Having mixed for the likes of BTS, Tinie Tempah, Disciples, Snoop Dogg, Zayn and many others, British producer James Reynolds has carved a reputation as one of the most talented and versatile engineers in the industry. Over the years he has built his studio from the ground-up, with a workflow based around Merging Technologies products.
Reynolds recalls how he found his footing in music thanks to a strange twist of fate: “I grew up wanting to be a skier, then in my early 20s I had a bad accident and broke my leg in many places. I had to learn how to walk again, and while I was recuperating – I was very lucky, I had a grand piano at home – I started playing a lot more music. I really enjoyed making my own music, so I got a four-track machine and started recording. That got my mind whirring and thinking about how I could record things better.”
Reynold’s first recording session was at a studio in Hammersmith, London, where he recorded house music with his friend Matt Schwarz. “From there I went to Brick Lane where I made lots of house records for a lot of the big DJs at the time,” reminisces Reynolds. Here he developed his own act and even made his first album, heavily inspired by Pink Floyd. He continued honing his recording, production and mixing skills when he moved to a new studio in Parsons Green in 2005, where he befriended a management company in the same building. “I decided I could easily mix records, as I knew how to write, produce and mix. I spoke to the management company, and we started pitching.”
One of the first pitches he did was for Tinie Tempah’s album Discovery and the song he was given to mix was Written In The Stars. Initially his submission was rejected, however they later did a sound test where Reynold’s mix was unanimously voted as the best and the team got in contact.
Reynolds attributes much of his success to his adaptable approach, allowing him to move seamlessly between projects differing vastly in style and genre. This is apparent by his discography, having worked with Snoop Dogg, Paloma Faith, Disciples, Zayn, Tinie Tempah, Calvin Harris and BTS to name a few.
He describes one of his highlights: “My career working with BTS from the beginning to seeing them become the biggest band in the world has been amazing. I was one of the first western mixers to be asked to mix a Korean record.”
Although, it wasn’t without its challenges: “BTS mixes are also a huge technical challenge. I’m getting 250 stems on some of them, which is enormous compared to a normal mix, which is around 30-50 stems. You’re trying to fit a lot of sonic information into a song, keep it as loud as any other song and give everything its place.”

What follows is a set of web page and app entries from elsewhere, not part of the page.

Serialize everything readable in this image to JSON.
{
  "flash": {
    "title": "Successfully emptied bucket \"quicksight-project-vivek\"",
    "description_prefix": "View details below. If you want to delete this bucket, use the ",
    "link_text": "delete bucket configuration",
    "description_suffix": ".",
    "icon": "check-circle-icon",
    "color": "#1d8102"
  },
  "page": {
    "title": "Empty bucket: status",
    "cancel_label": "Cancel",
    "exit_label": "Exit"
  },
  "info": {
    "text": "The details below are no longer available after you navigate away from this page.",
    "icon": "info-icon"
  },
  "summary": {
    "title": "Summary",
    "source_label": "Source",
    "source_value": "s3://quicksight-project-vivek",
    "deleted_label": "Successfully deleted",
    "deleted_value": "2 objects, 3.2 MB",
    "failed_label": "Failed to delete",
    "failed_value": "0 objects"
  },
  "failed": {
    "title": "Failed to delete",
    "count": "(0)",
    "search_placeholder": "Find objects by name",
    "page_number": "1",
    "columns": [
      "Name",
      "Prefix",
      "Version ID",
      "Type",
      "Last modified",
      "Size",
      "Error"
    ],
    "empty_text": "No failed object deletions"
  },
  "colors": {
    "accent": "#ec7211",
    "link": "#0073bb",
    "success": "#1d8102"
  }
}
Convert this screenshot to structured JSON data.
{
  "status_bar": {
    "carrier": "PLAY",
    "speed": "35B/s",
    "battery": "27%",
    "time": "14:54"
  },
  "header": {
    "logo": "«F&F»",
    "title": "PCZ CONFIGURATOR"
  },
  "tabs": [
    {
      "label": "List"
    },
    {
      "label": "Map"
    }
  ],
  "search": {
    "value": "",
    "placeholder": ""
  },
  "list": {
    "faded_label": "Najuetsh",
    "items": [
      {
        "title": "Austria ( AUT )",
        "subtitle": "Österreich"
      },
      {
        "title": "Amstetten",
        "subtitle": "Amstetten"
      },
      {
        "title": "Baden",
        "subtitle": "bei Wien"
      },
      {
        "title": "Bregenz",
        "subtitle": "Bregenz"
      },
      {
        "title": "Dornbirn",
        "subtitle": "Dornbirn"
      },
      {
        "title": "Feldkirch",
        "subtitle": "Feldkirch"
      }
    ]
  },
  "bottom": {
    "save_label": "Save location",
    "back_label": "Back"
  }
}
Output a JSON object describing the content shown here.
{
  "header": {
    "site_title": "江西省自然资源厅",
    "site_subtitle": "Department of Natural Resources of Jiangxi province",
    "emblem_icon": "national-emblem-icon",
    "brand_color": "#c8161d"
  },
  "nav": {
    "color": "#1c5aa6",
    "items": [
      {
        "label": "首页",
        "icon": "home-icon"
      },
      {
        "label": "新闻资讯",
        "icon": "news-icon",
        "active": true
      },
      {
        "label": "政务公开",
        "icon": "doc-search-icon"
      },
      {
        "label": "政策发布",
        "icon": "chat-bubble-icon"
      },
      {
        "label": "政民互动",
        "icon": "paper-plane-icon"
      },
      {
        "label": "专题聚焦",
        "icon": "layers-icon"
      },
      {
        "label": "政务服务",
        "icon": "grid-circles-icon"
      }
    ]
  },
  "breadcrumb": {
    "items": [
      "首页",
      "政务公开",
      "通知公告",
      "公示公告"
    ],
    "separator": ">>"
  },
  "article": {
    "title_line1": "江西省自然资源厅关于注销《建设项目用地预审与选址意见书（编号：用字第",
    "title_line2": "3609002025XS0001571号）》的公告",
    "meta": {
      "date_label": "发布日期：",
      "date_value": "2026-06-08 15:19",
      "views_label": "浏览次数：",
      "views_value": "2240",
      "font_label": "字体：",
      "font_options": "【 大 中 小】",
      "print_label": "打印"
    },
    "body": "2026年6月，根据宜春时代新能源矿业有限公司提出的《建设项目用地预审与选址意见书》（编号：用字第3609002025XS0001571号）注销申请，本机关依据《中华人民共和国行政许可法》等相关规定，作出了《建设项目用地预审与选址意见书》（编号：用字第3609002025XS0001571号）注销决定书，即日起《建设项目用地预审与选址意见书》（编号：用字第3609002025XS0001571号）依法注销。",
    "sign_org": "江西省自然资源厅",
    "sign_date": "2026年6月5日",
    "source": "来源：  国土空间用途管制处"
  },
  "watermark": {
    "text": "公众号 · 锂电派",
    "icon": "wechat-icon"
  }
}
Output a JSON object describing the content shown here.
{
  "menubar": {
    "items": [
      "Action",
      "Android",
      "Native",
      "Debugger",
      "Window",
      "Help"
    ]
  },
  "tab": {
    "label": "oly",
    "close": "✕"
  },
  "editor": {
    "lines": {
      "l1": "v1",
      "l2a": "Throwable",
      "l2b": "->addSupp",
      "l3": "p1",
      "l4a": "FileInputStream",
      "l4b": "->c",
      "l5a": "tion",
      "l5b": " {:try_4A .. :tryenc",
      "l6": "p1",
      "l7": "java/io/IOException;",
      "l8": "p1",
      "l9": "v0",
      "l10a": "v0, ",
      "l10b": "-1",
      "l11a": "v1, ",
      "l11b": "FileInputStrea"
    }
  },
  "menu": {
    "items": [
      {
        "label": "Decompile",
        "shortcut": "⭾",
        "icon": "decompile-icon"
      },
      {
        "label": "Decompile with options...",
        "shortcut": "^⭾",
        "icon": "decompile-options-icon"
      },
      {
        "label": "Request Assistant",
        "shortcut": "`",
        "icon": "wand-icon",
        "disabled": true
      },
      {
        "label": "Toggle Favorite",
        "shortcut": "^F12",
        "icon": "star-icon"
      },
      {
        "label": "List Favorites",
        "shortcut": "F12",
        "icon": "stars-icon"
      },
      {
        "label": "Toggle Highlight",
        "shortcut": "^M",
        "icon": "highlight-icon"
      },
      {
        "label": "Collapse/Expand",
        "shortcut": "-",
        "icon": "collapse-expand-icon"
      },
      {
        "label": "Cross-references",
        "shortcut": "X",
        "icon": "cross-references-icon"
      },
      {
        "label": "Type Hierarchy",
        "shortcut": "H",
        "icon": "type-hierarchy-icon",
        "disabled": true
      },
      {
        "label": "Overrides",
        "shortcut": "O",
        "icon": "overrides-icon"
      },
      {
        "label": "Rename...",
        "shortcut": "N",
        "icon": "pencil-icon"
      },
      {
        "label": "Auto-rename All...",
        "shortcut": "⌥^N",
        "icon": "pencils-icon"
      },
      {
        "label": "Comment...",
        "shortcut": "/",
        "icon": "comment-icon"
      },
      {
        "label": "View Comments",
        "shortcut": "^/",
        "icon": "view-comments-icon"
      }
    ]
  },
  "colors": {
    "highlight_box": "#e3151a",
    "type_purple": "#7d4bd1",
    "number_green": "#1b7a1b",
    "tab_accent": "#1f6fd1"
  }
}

Last year, Reynolds revamped his London studio, taking his kit spec to increasingly new heights. “My speakers are particularly crucial,” he says, detailing some of the most essential pieces of equipment in his new set-up. “I have the Kii Three BXT system, which is incredible. The level of detail I get out of these speakers is amazing.”
Another vital component of his studio is his Merging Technologies Anubis and Hapi systems. “I have the Merging Technologies Anubis and I use it as my hub - I have all my different speakers on there around the room,” he concludes. “It’s brilliantly programmable, so I can create separate channels within the mix and have all my reference tracks, so I can super quickly flick through all the different mixes at the touch of a button which is great for complex compositions. It’s just a brilliant bit of gear and it ties my whole studio together.”
“For my soundcard and converting, I use the Merging Technologies Hapi. It’s brilliant and gives me so much flexibility to route everything around to my analogue gear if I want to. At the touch of a button, I can have it going in and out of anywhere. And sound quality-wise it’s incredible. When I completely rebuilt my studio, these pieces of Merging gear were a key part of that process.”